FOSHAN, Guangdong - While Spring Festival is traditionally the time of year when migrant workers from all over China leave their jobs in big cities to return to their hometowns for family gatherings, an increasing number are now choosing to celebrate the holiday in their adoptive homes.
Out of the 1.4 million migrant workers in Foshan city, a manufacturing hub in the Pearl River Delta region, 570,000 decided to welcome Spring Festival in the city this time and not make the trek "home".
Hu Xiaoyan was among them.
Hu, 37, a native of Sichuan province in Southwest China, was the first migrant worker to be elected to the National People's Congress (NPC), the country's top legislative body.
She has been in the city for 13 years and, in 2009, one year after Hu became the deputy of the NPC, she was able to get a local hukou - the official residency certificate - that now makes her an official resident of Foshan, instead of her rural birthplace in Sichuan. It was only then that she took her twin daughters to the city where she works.
Without a hukou, Hu's children were not entitled to receive a free government education in the city because such schools are reserved for people with a Foshan hukou.
Facing the loss of its labor force, Guangdong's Foshan city introduced a series of local policies and regulations aimed at attracting migrant workers to settle down permanently in the city and one of the measures is offering residency status.

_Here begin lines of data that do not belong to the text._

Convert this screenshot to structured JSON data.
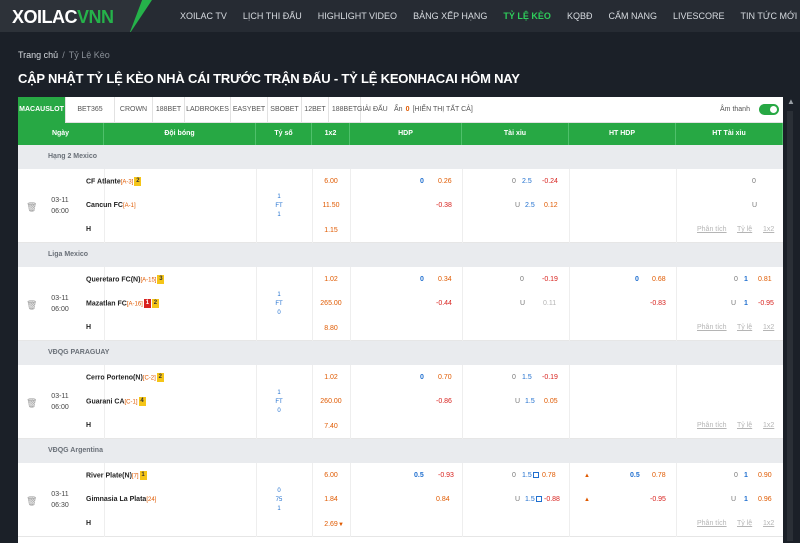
{
  "logo": {
    "part1": "XOILAC",
    "part2": "VNN"
  },
  "nav": [
    "XOILAC TV",
    "LỊCH THI ĐẤU",
    "HIGHLIGHT VIDEO",
    "BẢNG XẾP HẠNG",
    "TỶ LỆ KÈO",
    "KQBĐ",
    "CẨM NANG",
    "LIVESCORE",
    "TIN TỨC MỚI"
  ],
  "nav_active_index": 4,
  "breadcrumb": {
    "home": "Trang chủ",
    "sep": "/",
    "current": "Tỷ Lệ Kèo"
  },
  "page_title": "CẬP NHẬT TỶ LỆ KÈO NHÀ CÁI TRƯỚC TRẬN ĐẤU - TỶ LỆ KEONHACAI HÔM NAY",
  "bookmakers": [
    "MACAUSLOT",
    "BET365",
    "CROWN",
    "188BET",
    "LADBROKES",
    "EASYBET",
    "SBOBET",
    "12BET",
    "188BET",
    "GIẢI ĐẤU"
  ],
  "hidden": {
    "label": "Ẩn",
    "count": "0",
    "show_all": "[HIỂN THỊ TẤT CẢ]"
  },
  "sound": {
    "label": "Âm thanh",
    "on": true
  },
  "columns": [
    "Ngày",
    "Đội bóng",
    "Tỷ số",
    "1x2",
    "HDP",
    "Tài xỉu",
    "HT HDP",
    "HT Tài xỉu"
  ],
  "links": {
    "analysis": "Phân tích",
    "odds": "Tỷ lệ",
    "x12": "1x2"
  },
  "draw_label": "H",
  "matches": [
    {
      "league": "Hạng 2 Mexico",
      "date": "03-11",
      "time": "06:00",
      "home": "CF Atlante",
      "home_rank": "[A-3]",
      "home_badges": [
        "2"
      ],
      "away": "Cancun FC",
      "away_rank": "[A-1]",
      "away_badges": [],
      "score": [
        "1",
        "FT",
        "1"
      ],
      "x12": [
        "6.00",
        "11.50",
        "1.15"
      ],
      "hdp_line": "0",
      "hdp_home": "0.26",
      "hdp_away": "-0.38",
      "ou_top": "0",
      "ou_line": "2.5",
      "ou_over": "-0.24",
      "ou_u": "U",
      "ou_under": "0.12",
      "ht_hdp": "",
      "ht_ou_top": "0",
      "ht_ou_u": "U"
    },
    {
      "league": "Liga Mexico",
      "date": "03-11",
      "time": "06:00",
      "home": "Queretaro FC(N)",
      "home_rank": "[A-15]",
      "home_badges": [
        "3"
      ],
      "away": "Mazatlan FC",
      "away_rank": "[A-16]",
      "away_badges": [
        "1",
        "2"
      ],
      "score": [
        "1",
        "FT",
        "0"
      ],
      "x12": [
        "1.02",
        "265.00",
        "8.80"
      ],
      "hdp_line": "0",
      "hdp_home": "0.34",
      "hdp_away": "-0.44",
      "ou_top": "0",
      "ou_line": "",
      "ou_over": "-0.19",
      "ou_u": "U",
      "ou_under": "0.11",
      "ht_hdp": "0",
      "ht_hdp_home": "0.68",
      "ht_hdp_away": "-0.83",
      "ht_ou_top": "0",
      "ht_ou_line": "1",
      "ht_ou_top_val": "0.81",
      "ht_ou_u": "U",
      "ht_ou_line2": "1",
      "ht_ou_under": "-0.95"
    },
    {
      "league": "VĐQG PARAGUAY",
      "date": "03-11",
      "time": "06:00",
      "home": "Cerro Porteno(N)",
      "home_rank": "[C-2]",
      "home_badges": [
        "2"
      ],
      "away": "Guarani CA",
      "away_rank": "[C-1]",
      "away_badges": [
        "4"
      ],
      "score": [
        "1",
        "FT",
        "0"
      ],
      "x12": [
        "1.02",
        "260.00",
        "7.40"
      ],
      "hdp_line": "0",
      "hdp_home": "0.70",
      "hdp_away": "-0.86",
      "ou_top": "0",
      "ou_line": "1.5",
      "ou_over": "-0.19",
      "ou_u": "U",
      "ou_line2": "1.5",
      "ou_under": "0.05",
      "ht_hdp": "",
      "ht_ou_top": "",
      "ht_ou_u": ""
    },
    {
      "league": "VĐQG Argentina",
      "date": "03-11",
      "time": "06:30",
      "home": "River Plate(N)",
      "home_rank": "[7]",
      "home_badges": [
        "1"
      ],
      "away": "Gimnasia La Plata",
      "away_rank": "[24]",
      "away_badges": [],
      "score": [
        "0",
        "75",
        "1"
      ],
      "x12": [
        "6.00",
        "1.84",
        "2.69"
      ],
      "hdp_line": "0.5",
      "hdp_home": "-0.93",
      "hdp_away": "0.84",
      "ou_top": "0",
      "ou_line": "1.5",
      "ou_over": "0.78",
      "ou_u": "U",
      "ou_line2": "1.5",
      "ou_under": "-0.88",
      "ht_hdp": "0.5",
      "ht_hdp_home": "0.78",
      "ht_hdp_away": "-0.95",
      "ht_ou_top": "0",
      "ht_ou_line": "1",
      "ht_ou_top_val": "0.90",
      "ht_ou_u": "U",
      "ht_ou_line2": "1",
      "ht_ou_under": "0.96"
    }
  ]
}
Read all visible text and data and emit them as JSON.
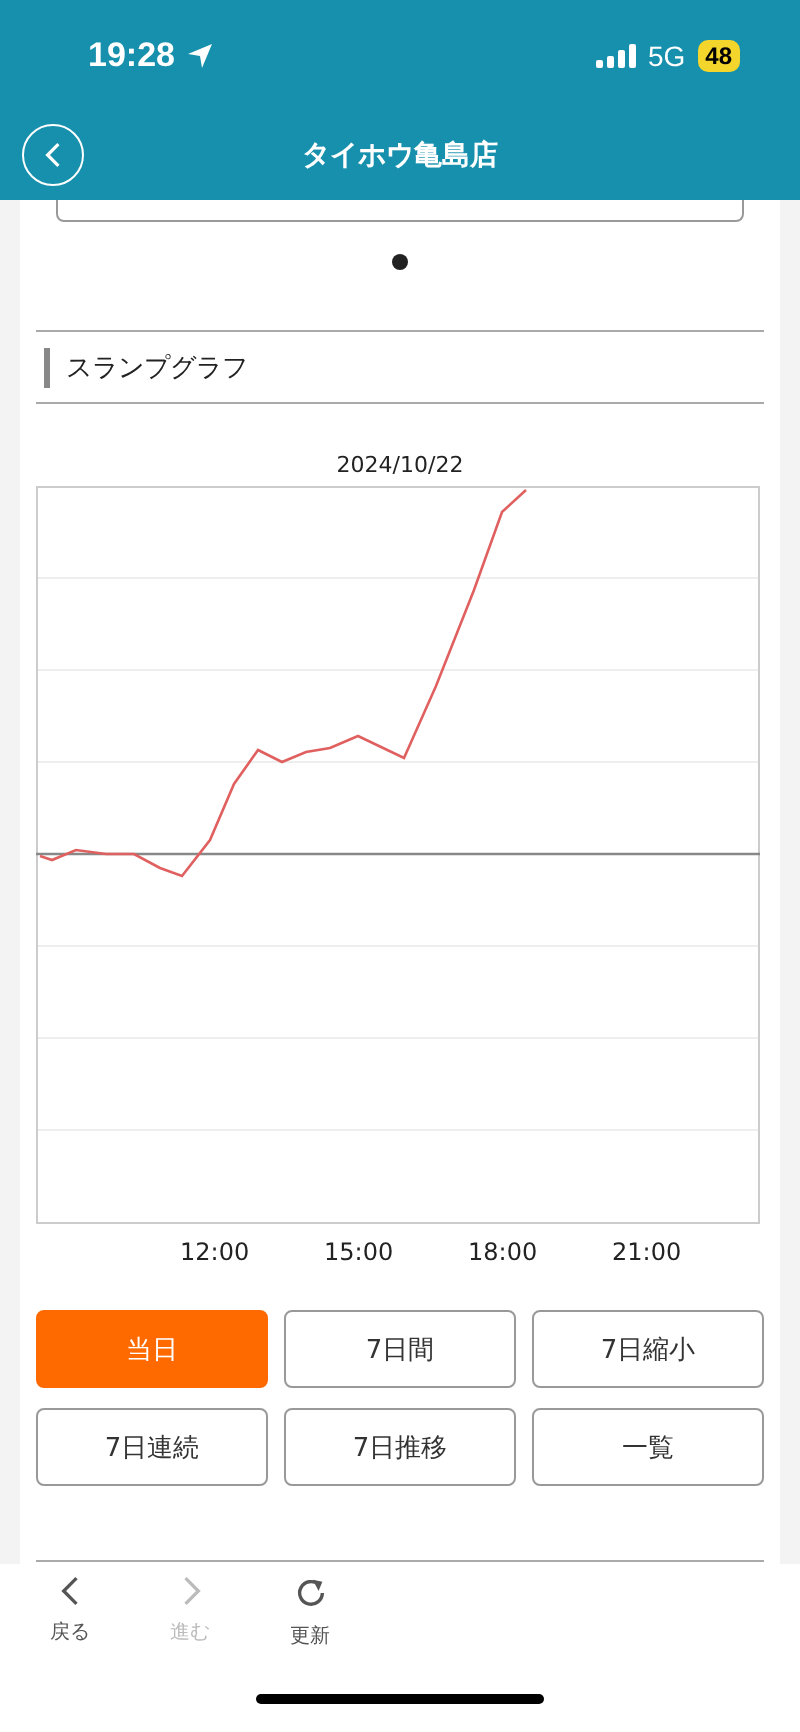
{
  "status_bar": {
    "time": "19:28",
    "network": "5G",
    "battery": "48"
  },
  "header": {
    "title": "タイホウ亀島店"
  },
  "section": {
    "title": "スランプグラフ"
  },
  "chart": {
    "date": "2024/10/22",
    "x_labels": [
      "12:00",
      "15:00",
      "18:00",
      "21:00"
    ]
  },
  "buttons": [
    {
      "label": "当日",
      "selected": true
    },
    {
      "label": "7日間",
      "selected": false
    },
    {
      "label": "7日縮小",
      "selected": false
    },
    {
      "label": "7日連続",
      "selected": false
    },
    {
      "label": "7日推移",
      "selected": false
    },
    {
      "label": "一覧",
      "selected": false
    }
  ],
  "toolbar": [
    {
      "kind": "back",
      "label": "戻る",
      "disabled": false
    },
    {
      "kind": "forward",
      "label": "進む",
      "disabled": true
    },
    {
      "kind": "reload",
      "label": "更新",
      "disabled": false
    }
  ]
}
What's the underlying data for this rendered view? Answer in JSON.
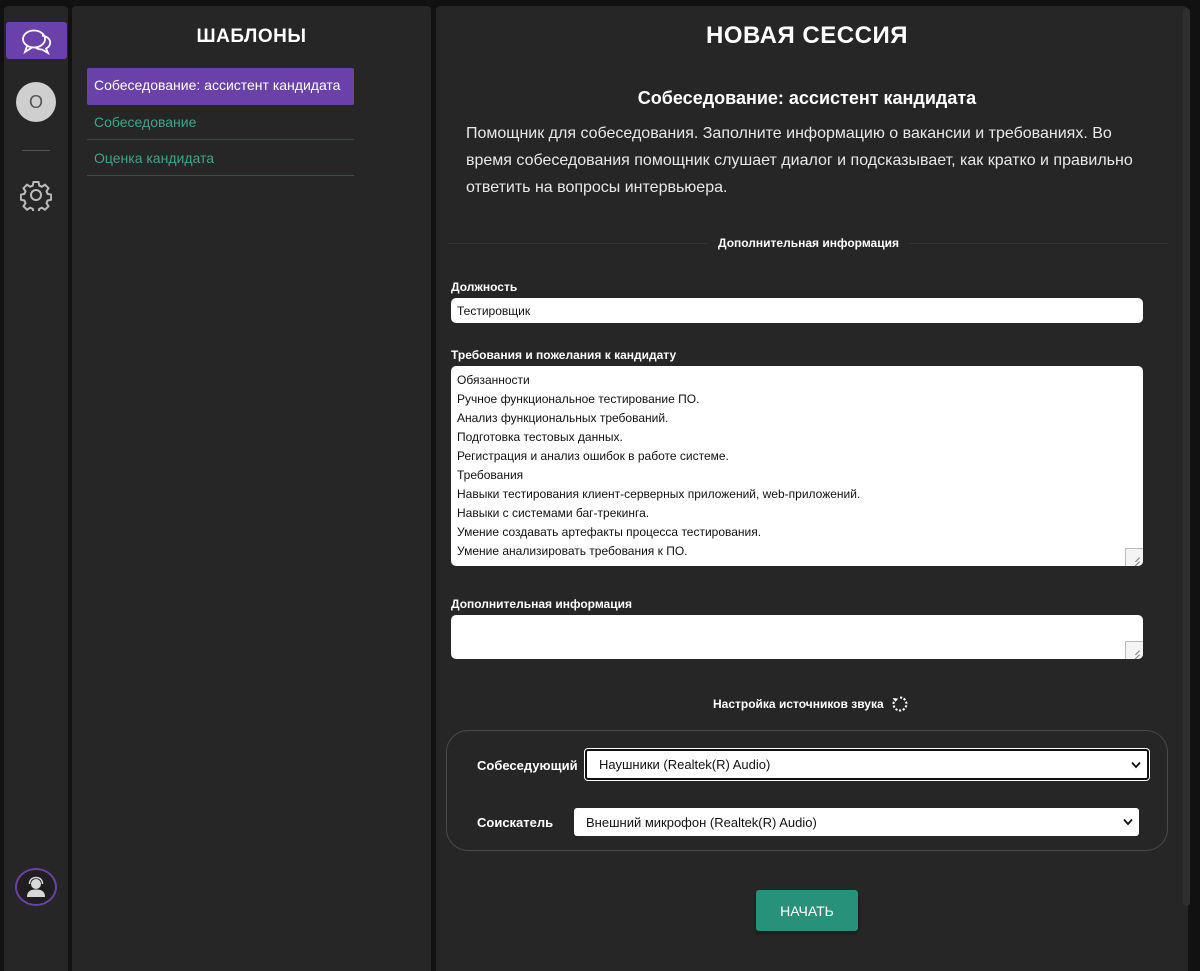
{
  "rail": {
    "avatar_letter": "O"
  },
  "templates": {
    "title": "ШАБЛОНЫ",
    "items": [
      {
        "label": "Собеседование: ассистент кандидата",
        "active": true
      },
      {
        "label": "Собеседование",
        "active": false
      },
      {
        "label": "Оценка кандидата",
        "active": false
      }
    ]
  },
  "session": {
    "title": "НОВАЯ СЕССИЯ",
    "name": "Собеседование: ассистент кандидата",
    "description": "Помощник для собеседования. Заполните информацию о вакансии и требованиях. Во время собеседования помощник слушает диалог и подсказывает, как кратко и правильно ответить на вопросы интервьюера.",
    "extra_section_label": "Дополнительная информация",
    "position_label": "Должность",
    "position_value": "Тестировщик",
    "requirements_label": "Требования и пожелания к кандидату",
    "requirements_lines": [
      "Обязанности",
      "Ручное функциональное тестирование ПО.",
      "Анализ функциональных требований.",
      "Подготовка тестовых данных.",
      "Регистрация и анализ ошибок в работе системе.",
      "Требования",
      "Навыки тестирования клиент-серверных приложений, web-приложений.",
      "Навыки с системами баг-трекинга.",
      "Умение создавать артефакты процесса тестирования.",
      "Умение анализировать требования к ПО."
    ],
    "additional_label": "Дополнительная информация",
    "additional_value": "",
    "audio_section_label": "Настройка источников звука",
    "interviewer_label": "Собеседующий",
    "interviewer_device": "Наушники (Realtek(R) Audio)",
    "candidate_label": "Соискатель",
    "candidate_device": "Внешний микрофон (Realtek(R) Audio)",
    "start_label": "НАЧАТЬ"
  },
  "colors": {
    "accent": "#6a41a8",
    "link": "#3fa58a",
    "start_button": "#27917a",
    "panel": "#262626",
    "background": "#111111"
  }
}
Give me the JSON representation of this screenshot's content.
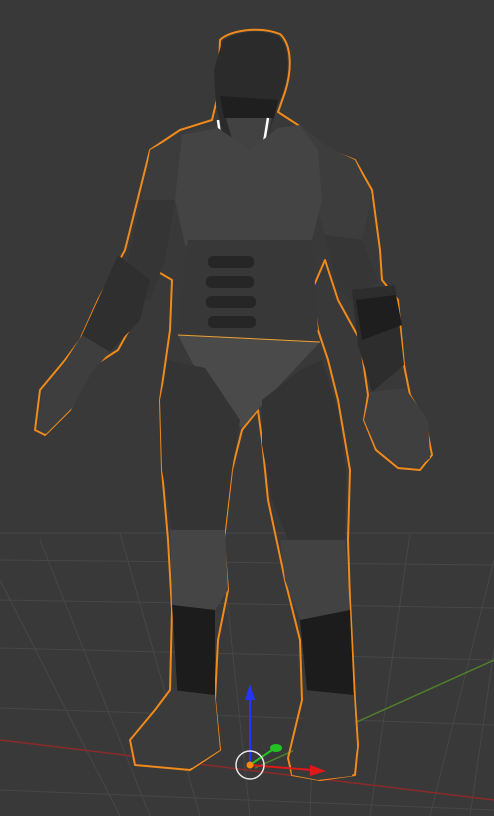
{
  "viewport": {
    "kind": "3d-viewport",
    "background_color": "#393939",
    "grid_color": "#4a4a4a",
    "x_axis_color": "#9a2a2a",
    "y_axis_color": "#4f8a2a",
    "selection_outline_color": "#f08a1a"
  },
  "scene_object": {
    "name": "armored-humanoid-model",
    "selected": true,
    "body_color": "#3a3a3a",
    "shade_color": "#262626",
    "highlight_color": "#5e5e5e"
  },
  "transform_gizmo": {
    "icon": "move-gizmo-icon",
    "z_color": "#2433ff",
    "y_color": "#22c422",
    "x_color": "#e01818",
    "origin_color": "#ff8a00"
  }
}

Under the innovative score-based program adopted by the local government last year, a migrant worker needs to accumulate a certain number of points - based on such parameters as academic background, volunteer work and social insurance payments - to get a local hukou.
The city aims to grant 10,600 hukou within one year.
"The future is still an uncertainty and I don't know how much longer we will stay here," said Hu. "But I am in love with this city. I am a fan of the local soup and am no longer used to the spicy food of my hometown."
Guangdong province, as one of the first regions in China to benefit from the policies of reform and opening-up, has more than 26 million migrant workers, among which 14 million were born during the 1980s - the so-called new generation of migrant workers.
And many of the new generation of migrant workers are eager to become part of the cities where they now live.
"Unlike the older generation who only work in the cities, more than 70 percent of the new generation of workers are willing to also live in the cities," said Liang Guiquan, director of the Guangdong Academy of Social Sciences.
"They want to earn respect and be part of the city."
Chinese rural residents have been migrating to towns and cities since the late 1970s when the reform and opening-up policies meant fewer farmers were needed to work on the land and more workers were needed in the factories.
Currently, about 150 million migrant workers do jobs in cities, largely as construction laborers and in the service industry.